ABOUT THIS EXERCISE: Keeping every word and mark, copy all of the data.

DATA TO PROCESS:
.....

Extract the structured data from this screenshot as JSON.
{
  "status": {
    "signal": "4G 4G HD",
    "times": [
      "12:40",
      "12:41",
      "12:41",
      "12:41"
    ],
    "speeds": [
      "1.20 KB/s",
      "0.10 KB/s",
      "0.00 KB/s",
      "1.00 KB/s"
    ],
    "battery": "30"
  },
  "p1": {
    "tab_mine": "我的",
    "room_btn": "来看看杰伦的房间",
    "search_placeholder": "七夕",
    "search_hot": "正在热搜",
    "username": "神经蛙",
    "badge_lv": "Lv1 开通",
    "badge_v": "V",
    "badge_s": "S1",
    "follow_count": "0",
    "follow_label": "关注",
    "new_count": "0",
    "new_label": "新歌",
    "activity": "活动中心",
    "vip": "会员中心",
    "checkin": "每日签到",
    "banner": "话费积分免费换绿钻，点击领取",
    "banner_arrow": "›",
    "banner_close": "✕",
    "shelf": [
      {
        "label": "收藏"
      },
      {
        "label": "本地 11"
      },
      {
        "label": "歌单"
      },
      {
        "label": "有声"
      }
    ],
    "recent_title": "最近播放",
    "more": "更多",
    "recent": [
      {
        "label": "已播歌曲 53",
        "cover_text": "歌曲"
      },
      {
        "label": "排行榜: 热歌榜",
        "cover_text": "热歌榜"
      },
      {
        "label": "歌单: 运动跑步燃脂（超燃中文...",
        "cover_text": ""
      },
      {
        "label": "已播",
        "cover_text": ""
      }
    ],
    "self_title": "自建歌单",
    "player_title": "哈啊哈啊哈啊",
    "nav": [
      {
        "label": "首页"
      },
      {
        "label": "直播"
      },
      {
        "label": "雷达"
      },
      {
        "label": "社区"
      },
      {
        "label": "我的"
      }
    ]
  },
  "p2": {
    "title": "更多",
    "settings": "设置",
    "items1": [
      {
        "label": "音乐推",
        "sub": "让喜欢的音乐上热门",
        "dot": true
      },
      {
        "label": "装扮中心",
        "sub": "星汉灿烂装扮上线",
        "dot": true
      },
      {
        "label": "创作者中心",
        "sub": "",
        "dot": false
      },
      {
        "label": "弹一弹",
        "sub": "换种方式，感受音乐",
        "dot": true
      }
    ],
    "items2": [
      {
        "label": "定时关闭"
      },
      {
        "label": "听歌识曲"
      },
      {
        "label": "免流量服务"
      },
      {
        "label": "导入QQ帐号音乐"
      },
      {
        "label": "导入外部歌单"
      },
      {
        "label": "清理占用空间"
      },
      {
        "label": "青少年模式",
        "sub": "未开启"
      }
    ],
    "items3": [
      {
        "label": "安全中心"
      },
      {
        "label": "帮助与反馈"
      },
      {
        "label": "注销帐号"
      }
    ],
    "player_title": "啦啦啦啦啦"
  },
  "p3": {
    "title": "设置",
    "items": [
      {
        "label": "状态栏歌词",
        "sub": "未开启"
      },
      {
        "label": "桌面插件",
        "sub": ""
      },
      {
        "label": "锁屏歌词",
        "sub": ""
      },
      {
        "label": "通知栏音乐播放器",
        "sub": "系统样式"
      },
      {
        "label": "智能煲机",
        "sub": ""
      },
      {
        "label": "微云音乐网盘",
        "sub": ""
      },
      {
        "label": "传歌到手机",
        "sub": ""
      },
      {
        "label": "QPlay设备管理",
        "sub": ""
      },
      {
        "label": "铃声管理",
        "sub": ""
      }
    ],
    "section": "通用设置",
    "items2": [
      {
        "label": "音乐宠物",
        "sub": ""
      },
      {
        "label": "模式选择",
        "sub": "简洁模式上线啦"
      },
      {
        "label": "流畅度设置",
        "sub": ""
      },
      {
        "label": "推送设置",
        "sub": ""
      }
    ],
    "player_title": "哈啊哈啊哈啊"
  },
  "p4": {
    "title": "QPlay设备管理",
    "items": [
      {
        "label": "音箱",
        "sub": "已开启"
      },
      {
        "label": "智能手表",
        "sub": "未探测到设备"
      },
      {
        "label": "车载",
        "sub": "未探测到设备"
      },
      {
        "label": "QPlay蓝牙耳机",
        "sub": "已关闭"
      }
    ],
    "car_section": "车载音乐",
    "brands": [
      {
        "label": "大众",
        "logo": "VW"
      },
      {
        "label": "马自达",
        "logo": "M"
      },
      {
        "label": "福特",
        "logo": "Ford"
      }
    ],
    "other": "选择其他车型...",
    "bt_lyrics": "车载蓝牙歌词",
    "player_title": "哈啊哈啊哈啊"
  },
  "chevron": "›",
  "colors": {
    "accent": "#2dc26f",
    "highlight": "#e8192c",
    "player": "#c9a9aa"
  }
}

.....

RESPONSE:
Extract the structured data from this screenshot as JSON.
{
  "status": {
    "signal": "4G 4G HD",
    "times": [
      "12:40",
      "12:41",
      "12:41",
      "12:41"
    ],
    "speeds": [
      "1.20 KB/s",
      "0.10 KB/s",
      "0.00 KB/s",
      "1.00 KB/s"
    ],
    "battery": "30"
  },
  "p1": {
    "tab_mine": "我的",
    "room_btn": "来看看杰伦的房间",
    "search_placeholder": "七夕",
    "search_hot": "正在热搜",
    "username": "神经蛙",
    "badge_lv": "Lv1 开通",
    "badge_v": "V",
    "badge_s": "S1",
    "follow_count": "0",
    "follow_label": "关注",
    "new_count": "0",
    "new_label": "新歌",
    "activity": "活动中心",
    "vip": "会员中心",
    "checkin": "每日签到",
    "banner": "话费积分免费换绿钻，点击领取",
    "banner_arrow": "›",
    "banner_close": "✕",
    "shelf": [
      {
        "label": "收藏"
      },
      {
        "label": "本地 11"
      },
      {
        "label": "歌单"
      },
      {
        "label": "有声"
      }
    ],
    "recent_title": "最近播放",
    "more": "更多",
    "recent": [
      {
        "label": "已播歌曲 53",
        "cover_text": "歌曲"
      },
      {
        "label": "排行榜: 热歌榜",
        "cover_text": "热歌榜"
      },
      {
        "label": "歌单: 运动跑步燃脂（超燃中文...",
        "cover_text": ""
      },
      {
        "label": "已播",
        "cover_text": ""
      }
    ],
    "self_title": "自建歌单",
    "player_title": "哈啊哈啊哈啊",
    "nav": [
      {
        "label": "首页"
      },
      {
        "label": "直播"
      },
      {
        "label": "雷达"
      },
      {
        "label": "社区"
      },
      {
        "label": "我的"
      }
    ]
  },
  "p2": {
    "title": "更多",
    "settings": "设置",
    "items1": [
      {
        "label": "音乐推",
        "sub": "让喜欢的音乐上热门",
        "dot": true
      },
      {
        "label": "装扮中心",
        "sub": "星汉灿烂装扮上线",
        "dot": true
      },
      {
        "label": "创作者中心",
        "sub": "",
        "dot": false
      },
      {
        "label": "弹一弹",
        "sub": "换种方式，感受音乐",
        "dot": true
      }
    ],
    "items2": [
      {
        "label": "定时关闭"
      },
      {
        "label": "听歌识曲"
      },
      {
        "label": "免流量服务"
      },
      {
        "label": "导入QQ帐号音乐"
      },
      {
        "label": "导入外部歌单"
      },
      {
        "label": "清理占用空间"
      },
      {
        "label": "青少年模式",
        "sub": "未开启"
      }
    ],
    "items3": [
      {
        "label": "安全中心"
      },
      {
        "label": "帮助与反馈"
      },
      {
        "label": "注销帐号"
      }
    ],
    "player_title": "啦啦啦啦啦"
  },
  "p3": {
    "title": "设置",
    "items": [
      {
        "label": "状态栏歌词",
        "sub": "未开启"
      },
      {
        "label": "桌面插件",
        "sub": ""
      },
      {
        "label": "锁屏歌词",
        "sub": ""
      },
      {
        "label": "通知栏音乐播放器",
        "sub": "系统样式"
      },
      {
        "label": "智能煲机",
        "sub": ""
      },
      {
        "label": "微云音乐网盘",
        "sub": ""
      },
      {
        "label": "传歌到手机",
        "sub": ""
      },
      {
        "label": "QPlay设备管理",
        "sub": ""
      },
      {
        "label": "铃声管理",
        "sub": ""
      }
    ],
    "section": "通用设置",
    "items2": [
      {
        "label": "音乐宠物",
        "sub": ""
      },
      {
        "label": "模式选择",
        "sub": "简洁模式上线啦"
      },
      {
        "label": "流畅度设置",
        "sub": ""
      },
      {
        "label": "推送设置",
        "sub": ""
      }
    ],
    "player_title": "哈啊哈啊哈啊"
  },
  "p4": {
    "title": "QPlay设备管理",
    "items": [
      {
        "label": "音箱",
        "sub": "已开启"
      },
      {
        "label": "智能手表",
        "sub": "未探测到设备"
      },
      {
        "label": "车载",
        "sub": "未探测到设备"
      },
      {
        "label": "QPlay蓝牙耳机",
        "sub": "已关闭"
      }
    ],
    "car_section": "车载音乐",
    "brands": [
      {
        "label": "大众",
        "logo": "VW"
      },
      {
        "label": "马自达",
        "logo": "M"
      },
      {
        "label": "福特",
        "logo": "Ford"
      }
    ],
    "other": "选择其他车型...",
    "bt_lyrics": "车载蓝牙歌词",
    "player_title": "哈啊哈啊哈啊"
  },
  "chevron": "›",
  "colors": {
    "accent": "#2dc26f",
    "highlight": "#e8192c",
    "player": "#c9a9aa"
  }
}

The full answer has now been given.